• [Work instruction]:
In the entries below, find the lines that contain the word "close" and copy them.

• [Excerpted records]:
┌──
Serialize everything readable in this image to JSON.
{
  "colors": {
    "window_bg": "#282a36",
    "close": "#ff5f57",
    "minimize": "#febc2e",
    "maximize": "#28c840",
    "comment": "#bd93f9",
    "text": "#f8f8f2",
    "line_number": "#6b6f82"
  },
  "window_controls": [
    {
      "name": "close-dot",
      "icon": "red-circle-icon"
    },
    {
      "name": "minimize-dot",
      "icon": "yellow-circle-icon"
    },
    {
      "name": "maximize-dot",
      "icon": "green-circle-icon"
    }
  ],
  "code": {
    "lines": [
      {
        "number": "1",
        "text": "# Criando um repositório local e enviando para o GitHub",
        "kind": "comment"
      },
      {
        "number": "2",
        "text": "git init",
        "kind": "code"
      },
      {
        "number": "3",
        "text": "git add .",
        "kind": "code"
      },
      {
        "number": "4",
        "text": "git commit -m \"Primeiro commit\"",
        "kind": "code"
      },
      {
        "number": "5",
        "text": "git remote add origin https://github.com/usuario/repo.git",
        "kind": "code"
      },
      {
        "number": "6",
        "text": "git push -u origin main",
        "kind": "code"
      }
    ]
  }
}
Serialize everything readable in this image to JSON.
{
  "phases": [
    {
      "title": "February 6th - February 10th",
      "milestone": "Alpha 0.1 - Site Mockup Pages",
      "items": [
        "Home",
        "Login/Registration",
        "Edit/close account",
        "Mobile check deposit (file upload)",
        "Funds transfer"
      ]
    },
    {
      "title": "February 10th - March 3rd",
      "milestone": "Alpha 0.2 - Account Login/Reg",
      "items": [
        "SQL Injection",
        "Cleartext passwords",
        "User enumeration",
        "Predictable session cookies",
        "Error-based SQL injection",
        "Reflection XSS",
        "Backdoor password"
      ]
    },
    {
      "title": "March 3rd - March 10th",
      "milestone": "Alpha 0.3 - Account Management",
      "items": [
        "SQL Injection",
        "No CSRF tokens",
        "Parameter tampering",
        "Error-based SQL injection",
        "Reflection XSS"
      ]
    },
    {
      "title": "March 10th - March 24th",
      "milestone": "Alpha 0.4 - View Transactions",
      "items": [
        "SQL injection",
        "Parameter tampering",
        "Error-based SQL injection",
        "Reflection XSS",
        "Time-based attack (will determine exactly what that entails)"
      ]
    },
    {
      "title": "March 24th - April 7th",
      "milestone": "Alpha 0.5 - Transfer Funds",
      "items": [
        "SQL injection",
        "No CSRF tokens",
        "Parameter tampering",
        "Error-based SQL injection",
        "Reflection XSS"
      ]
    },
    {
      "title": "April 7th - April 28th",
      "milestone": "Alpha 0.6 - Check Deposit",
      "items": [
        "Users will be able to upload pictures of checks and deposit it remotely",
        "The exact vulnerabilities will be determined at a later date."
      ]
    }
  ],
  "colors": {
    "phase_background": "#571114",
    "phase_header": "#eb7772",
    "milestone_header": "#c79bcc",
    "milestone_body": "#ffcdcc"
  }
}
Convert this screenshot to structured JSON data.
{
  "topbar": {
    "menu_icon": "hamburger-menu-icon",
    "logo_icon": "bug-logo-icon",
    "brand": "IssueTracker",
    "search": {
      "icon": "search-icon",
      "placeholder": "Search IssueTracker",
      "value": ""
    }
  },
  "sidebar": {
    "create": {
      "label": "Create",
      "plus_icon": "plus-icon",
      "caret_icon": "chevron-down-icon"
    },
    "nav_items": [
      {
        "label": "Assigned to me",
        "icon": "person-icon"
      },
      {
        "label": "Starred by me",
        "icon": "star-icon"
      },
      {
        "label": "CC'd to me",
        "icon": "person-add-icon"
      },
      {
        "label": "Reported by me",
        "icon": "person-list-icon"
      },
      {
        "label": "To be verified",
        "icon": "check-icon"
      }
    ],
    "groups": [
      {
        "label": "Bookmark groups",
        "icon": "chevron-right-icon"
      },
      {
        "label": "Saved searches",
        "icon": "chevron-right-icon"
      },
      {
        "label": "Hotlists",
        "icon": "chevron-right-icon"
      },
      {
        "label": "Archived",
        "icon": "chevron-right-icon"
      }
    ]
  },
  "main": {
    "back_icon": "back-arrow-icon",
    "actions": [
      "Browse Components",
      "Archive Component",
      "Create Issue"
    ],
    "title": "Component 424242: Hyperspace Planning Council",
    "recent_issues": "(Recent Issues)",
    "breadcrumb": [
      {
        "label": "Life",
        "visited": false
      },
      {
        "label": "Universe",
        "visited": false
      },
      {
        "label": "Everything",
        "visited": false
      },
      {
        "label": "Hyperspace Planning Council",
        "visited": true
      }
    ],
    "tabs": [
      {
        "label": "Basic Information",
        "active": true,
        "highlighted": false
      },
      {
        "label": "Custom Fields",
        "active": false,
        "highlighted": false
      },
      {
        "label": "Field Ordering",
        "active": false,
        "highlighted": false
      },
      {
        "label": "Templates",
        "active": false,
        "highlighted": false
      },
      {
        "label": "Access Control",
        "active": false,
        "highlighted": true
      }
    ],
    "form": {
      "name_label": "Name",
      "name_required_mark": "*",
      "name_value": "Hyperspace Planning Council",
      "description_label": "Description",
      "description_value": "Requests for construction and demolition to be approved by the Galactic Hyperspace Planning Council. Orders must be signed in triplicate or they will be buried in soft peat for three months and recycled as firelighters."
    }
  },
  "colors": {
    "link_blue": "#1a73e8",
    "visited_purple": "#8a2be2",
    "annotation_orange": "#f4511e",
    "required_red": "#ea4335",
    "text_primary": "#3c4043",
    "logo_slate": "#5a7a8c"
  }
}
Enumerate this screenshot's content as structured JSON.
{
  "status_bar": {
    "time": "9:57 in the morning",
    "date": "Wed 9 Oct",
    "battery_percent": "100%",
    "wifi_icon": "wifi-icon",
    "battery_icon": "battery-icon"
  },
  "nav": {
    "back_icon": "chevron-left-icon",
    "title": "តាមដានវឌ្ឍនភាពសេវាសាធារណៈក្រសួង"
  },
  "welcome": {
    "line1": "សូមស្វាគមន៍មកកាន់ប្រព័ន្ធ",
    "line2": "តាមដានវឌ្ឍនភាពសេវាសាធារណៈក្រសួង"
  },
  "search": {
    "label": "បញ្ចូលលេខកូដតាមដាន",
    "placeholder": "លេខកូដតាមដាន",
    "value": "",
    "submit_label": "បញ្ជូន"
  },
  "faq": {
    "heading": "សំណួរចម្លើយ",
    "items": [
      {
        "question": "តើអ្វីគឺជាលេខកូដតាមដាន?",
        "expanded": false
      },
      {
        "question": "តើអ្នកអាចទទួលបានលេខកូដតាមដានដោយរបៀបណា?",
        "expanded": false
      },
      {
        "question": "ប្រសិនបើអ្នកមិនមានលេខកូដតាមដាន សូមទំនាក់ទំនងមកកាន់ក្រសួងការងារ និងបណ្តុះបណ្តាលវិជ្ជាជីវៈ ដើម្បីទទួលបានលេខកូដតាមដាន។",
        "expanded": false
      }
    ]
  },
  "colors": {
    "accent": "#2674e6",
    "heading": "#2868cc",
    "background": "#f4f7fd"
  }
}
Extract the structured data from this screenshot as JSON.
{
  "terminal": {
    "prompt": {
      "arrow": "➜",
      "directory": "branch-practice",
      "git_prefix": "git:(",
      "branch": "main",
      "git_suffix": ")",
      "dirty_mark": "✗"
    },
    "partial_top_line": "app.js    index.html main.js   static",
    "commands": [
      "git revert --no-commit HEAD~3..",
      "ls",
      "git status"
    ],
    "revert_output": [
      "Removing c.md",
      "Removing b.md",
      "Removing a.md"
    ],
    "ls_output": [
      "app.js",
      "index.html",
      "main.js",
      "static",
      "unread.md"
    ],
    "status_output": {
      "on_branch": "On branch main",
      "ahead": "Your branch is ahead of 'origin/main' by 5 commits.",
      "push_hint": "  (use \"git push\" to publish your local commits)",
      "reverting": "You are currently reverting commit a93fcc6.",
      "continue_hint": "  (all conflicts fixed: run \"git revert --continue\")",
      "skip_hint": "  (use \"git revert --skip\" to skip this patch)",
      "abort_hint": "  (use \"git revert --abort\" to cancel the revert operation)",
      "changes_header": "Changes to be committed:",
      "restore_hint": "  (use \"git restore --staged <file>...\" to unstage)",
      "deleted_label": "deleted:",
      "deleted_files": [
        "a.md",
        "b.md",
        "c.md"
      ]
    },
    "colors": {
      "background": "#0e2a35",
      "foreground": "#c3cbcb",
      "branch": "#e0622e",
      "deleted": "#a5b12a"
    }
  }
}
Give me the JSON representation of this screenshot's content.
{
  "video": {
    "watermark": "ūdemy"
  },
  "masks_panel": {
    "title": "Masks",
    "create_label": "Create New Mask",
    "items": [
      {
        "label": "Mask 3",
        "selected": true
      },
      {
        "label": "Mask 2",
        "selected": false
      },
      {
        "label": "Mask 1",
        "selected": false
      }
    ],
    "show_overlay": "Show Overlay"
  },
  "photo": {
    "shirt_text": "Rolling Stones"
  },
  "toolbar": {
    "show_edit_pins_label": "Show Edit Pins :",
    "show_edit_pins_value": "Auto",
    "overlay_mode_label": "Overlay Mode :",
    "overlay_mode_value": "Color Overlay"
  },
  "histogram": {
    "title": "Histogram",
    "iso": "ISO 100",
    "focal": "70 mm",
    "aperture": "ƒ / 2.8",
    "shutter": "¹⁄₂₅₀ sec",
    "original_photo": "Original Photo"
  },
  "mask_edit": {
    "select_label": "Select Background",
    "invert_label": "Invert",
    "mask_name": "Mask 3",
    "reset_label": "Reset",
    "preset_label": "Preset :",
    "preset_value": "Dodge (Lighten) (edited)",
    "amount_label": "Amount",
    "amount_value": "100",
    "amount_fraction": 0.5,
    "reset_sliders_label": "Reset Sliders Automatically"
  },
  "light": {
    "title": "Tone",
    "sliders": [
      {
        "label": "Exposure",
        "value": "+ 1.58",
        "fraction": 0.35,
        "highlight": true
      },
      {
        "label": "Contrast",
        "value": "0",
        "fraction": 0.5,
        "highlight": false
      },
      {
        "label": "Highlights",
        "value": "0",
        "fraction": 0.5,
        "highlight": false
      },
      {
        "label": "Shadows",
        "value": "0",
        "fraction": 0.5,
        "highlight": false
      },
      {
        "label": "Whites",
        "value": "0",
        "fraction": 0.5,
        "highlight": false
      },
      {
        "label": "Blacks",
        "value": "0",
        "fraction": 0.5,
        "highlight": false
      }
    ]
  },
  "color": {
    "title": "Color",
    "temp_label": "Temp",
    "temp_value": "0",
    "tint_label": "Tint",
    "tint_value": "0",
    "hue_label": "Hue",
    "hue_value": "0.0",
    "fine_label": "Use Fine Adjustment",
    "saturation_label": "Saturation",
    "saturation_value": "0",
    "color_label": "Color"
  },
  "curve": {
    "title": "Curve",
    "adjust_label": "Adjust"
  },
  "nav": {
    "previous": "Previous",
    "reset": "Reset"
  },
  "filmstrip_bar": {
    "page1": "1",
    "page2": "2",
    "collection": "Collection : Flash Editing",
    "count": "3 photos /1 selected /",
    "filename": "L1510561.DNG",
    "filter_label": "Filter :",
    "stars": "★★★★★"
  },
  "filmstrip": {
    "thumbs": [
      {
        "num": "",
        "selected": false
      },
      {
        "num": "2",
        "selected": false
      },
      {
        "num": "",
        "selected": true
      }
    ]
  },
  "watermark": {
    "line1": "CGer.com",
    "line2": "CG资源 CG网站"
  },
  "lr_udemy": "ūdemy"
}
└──
• [Response area]:
    "close": "#ff5f57",
      "name": "close-dot",
        "Edit/close account",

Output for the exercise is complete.